━━ Data records ━━

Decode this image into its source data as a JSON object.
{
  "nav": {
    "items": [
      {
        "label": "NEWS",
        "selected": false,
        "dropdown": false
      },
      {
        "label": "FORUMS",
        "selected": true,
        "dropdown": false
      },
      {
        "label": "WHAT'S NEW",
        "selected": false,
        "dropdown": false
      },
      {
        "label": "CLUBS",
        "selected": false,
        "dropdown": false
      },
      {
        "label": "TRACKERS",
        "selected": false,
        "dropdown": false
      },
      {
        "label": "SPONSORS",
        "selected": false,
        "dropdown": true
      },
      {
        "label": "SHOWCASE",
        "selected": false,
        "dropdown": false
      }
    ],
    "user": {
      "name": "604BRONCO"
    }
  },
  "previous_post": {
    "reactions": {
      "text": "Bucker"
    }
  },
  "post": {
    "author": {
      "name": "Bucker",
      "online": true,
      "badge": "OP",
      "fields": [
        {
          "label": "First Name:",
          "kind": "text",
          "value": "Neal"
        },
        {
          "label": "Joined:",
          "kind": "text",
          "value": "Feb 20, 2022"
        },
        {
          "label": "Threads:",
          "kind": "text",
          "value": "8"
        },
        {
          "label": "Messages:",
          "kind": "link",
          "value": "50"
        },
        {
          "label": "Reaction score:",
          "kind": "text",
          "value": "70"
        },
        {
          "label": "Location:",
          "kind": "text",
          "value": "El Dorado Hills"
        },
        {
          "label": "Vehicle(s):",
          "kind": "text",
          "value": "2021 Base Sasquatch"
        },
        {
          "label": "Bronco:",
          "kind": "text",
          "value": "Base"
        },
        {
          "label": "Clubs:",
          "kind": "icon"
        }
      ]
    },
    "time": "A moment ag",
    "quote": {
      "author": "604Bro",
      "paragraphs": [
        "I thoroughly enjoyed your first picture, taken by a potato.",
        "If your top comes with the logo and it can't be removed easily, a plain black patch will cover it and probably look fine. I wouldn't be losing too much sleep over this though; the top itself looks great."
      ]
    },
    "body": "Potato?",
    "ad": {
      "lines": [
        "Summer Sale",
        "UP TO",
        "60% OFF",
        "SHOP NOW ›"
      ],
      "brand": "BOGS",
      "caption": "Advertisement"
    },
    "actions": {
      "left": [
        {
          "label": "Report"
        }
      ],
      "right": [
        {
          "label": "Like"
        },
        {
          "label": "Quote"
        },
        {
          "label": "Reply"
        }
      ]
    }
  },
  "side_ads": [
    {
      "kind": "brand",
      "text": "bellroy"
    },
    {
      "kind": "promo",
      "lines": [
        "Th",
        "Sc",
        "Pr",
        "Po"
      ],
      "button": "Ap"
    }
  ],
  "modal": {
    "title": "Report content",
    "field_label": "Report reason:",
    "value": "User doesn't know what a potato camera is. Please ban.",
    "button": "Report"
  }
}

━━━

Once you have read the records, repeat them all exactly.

The completed task
Decode this image into its source data as a JSON object.
{
  "nav": {
    "items": [
      {
        "label": "NEWS",
        "selected": false,
        "dropdown": false
      },
      {
        "label": "FORUMS",
        "selected": true,
        "dropdown": false
      },
      {
        "label": "WHAT'S NEW",
        "selected": false,
        "dropdown": false
      },
      {
        "label": "CLUBS",
        "selected": false,
        "dropdown": false
      },
      {
        "label": "TRACKERS",
        "selected": false,
        "dropdown": false
      },
      {
        "label": "SPONSORS",
        "selected": false,
        "dropdown": true
      },
      {
        "label": "SHOWCASE",
        "selected": false,
        "dropdown": false
      }
    ],
    "user": {
      "name": "604BRONCO"
    }
  },
  "previous_post": {
    "reactions": {
      "text": "Bucker"
    }
  },
  "post": {
    "author": {
      "name": "Bucker",
      "online": true,
      "badge": "OP",
      "fields": [
        {
          "label": "First Name:",
          "kind": "text",
          "value": "Neal"
        },
        {
          "label": "Joined:",
          "kind": "text",
          "value": "Feb 20, 2022"
        },
        {
          "label": "Threads:",
          "kind": "text",
          "value": "8"
        },
        {
          "label": "Messages:",
          "kind": "link",
          "value": "50"
        },
        {
          "label": "Reaction score:",
          "kind": "text",
          "value": "70"
        },
        {
          "label": "Location:",
          "kind": "text",
          "value": "El Dorado Hills"
        },
        {
          "label": "Vehicle(s):",
          "kind": "text",
          "value": "2021 Base Sasquatch"
        },
        {
          "label": "Bronco:",
          "kind": "text",
          "value": "Base"
        },
        {
          "label": "Clubs:",
          "kind": "icon"
        }
      ]
    },
    "time": "A moment ag",
    "quote": {
      "author": "604Bro",
      "paragraphs": [
        "I thoroughly enjoyed your first picture, taken by a potato.",
        "If your top comes with the logo and it can't be removed easily, a plain black patch will cover it and probably look fine. I wouldn't be losing too much sleep over this though; the top itself looks great."
      ]
    },
    "body": "Potato?",
    "ad": {
      "lines": [
        "Summer Sale",
        "UP TO",
        "60% OFF",
        "SHOP NOW ›"
      ],
      "brand": "BOGS",
      "caption": "Advertisement"
    },
    "actions": {
      "left": [
        {
          "label": "Report"
        }
      ],
      "right": [
        {
          "label": "Like"
        },
        {
          "label": "Quote"
        },
        {
          "label": "Reply"
        }
      ]
    }
  },
  "side_ads": [
    {
      "kind": "brand",
      "text": "bellroy"
    },
    {
      "kind": "promo",
      "lines": [
        "Th",
        "Sc",
        "Pr",
        "Po"
      ],
      "button": "Ap"
    }
  ],
  "modal": {
    "title": "Report content",
    "field_label": "Report reason:",
    "value": "User doesn't know what a potato camera is. Please ban.",
    "button": "Report"
  }
}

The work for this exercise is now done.